Cruelty
By: Niccolo
Machiavelli

Niccolo
Machiavelli
Most famous line:
the ends justifies
the means
(Machiavellianis
m)

The father of modern political theory


a Florentian historian, politician,
diplomat, philosopher,humanist, and
writer during theRenaissance
He was for many years an official in
theFlorentine Republic, with
responsibilities in diplomatic and
military affairs.

The Prince
Machiavelli's best-known book
It is thought to be based on the life
of Cesare Borgia, whom Machiavelli
served as an adviser
an approach embodied by the saying
that "the ends justify the
means."

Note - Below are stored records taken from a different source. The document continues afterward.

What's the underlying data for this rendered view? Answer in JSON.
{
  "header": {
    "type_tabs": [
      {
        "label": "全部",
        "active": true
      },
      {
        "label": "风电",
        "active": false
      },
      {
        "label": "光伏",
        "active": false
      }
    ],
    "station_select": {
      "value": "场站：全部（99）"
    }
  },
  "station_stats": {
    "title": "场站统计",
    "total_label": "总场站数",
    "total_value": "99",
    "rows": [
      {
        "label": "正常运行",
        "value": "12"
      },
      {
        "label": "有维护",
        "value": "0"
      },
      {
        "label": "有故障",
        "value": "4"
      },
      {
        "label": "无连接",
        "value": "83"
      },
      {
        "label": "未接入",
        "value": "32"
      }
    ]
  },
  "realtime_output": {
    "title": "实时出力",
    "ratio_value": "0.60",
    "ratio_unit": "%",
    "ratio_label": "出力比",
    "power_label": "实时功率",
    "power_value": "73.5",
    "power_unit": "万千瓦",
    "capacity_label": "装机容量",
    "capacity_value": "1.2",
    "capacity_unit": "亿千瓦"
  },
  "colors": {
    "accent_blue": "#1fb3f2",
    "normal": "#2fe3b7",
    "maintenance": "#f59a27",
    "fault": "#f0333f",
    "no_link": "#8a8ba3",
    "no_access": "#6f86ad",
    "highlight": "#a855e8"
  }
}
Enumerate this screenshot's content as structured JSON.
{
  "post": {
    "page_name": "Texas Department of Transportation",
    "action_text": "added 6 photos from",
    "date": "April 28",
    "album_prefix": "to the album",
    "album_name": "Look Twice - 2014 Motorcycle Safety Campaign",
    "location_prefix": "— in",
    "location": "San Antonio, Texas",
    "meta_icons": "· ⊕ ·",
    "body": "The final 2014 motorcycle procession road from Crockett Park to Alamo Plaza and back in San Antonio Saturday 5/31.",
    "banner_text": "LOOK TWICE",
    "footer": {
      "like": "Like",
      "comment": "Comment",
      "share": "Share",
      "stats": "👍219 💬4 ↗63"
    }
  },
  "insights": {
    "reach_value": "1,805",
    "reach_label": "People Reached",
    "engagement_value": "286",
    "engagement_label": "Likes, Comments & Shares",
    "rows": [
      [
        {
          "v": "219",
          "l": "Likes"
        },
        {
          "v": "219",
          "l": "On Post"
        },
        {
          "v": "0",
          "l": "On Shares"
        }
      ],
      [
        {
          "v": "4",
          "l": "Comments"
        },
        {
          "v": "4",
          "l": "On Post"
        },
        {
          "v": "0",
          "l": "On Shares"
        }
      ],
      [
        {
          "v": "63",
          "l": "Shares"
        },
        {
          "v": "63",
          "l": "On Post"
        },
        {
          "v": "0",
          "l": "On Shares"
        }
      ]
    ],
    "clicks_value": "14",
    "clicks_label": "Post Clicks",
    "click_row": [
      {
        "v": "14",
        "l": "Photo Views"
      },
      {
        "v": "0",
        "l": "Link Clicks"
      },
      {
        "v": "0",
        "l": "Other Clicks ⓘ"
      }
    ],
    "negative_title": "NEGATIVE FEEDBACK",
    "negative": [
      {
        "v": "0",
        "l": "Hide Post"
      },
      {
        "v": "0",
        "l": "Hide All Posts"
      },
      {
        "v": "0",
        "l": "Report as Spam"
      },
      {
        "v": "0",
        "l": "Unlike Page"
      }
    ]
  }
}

Summary
Concerning
Chapter XVII:

Cruelty: Whether
It Is Better to Be
Loved Than to Be
Feared, or the

Compassion, like generosity, is usually


admired. But a prince must be careful
that he does not show compassion
unwisely. If a prince is too
compassionate, and does not
adequately punish disloyal subjects, he
creates an atmosphere of disorder,
since his subjects take the liberty to do
what they pleaseeven to the
extremes of murder and theft.

Crime harms the entire


community, whereas executions
harm only the individuals who
commit crimes. Some measure of
cruelty is necessary to maintain
order. But a prince should be
careful in his exercise of cruelty,
tempering it with humanity and
prudence.

Machiavelli then asks whether being


feared or loved is preferable. Ideally, a
prince should be both loved and feared,
but this state of affairs is difficult to
attain. Forced to make a choice, it is
much better to be feared than loved.
This is because men, by nature, are
ungrateful, fickle, dissembling,
anxious to flee danger, and covetous of
gain.

In times of remote danger, they are


willing to take risks for their prince, but
if the danger is real, they turn against
their prince. It is easy to break a bond
of love when the situation arises, but
the fear of punishment is always
effective, regardless of the situation.
When inducing fear, however, a prince
must be careful to avoid inducing
hatred. He must make sure that any
executions are properly justified.

Above all, a prince should never


confiscate the property of his subjects
or take their women, since these
actions are most likely to breed hatred.
If a prince must confiscate property, he
must make sure he has a convincing
reason. With ones army, however,
there is no such thing as too much
cruelty. Keeping an army disciplined
and united requires cruelty, even
inhuman cruelty.

Anal
ysis

Literary Criticism and


Philosophy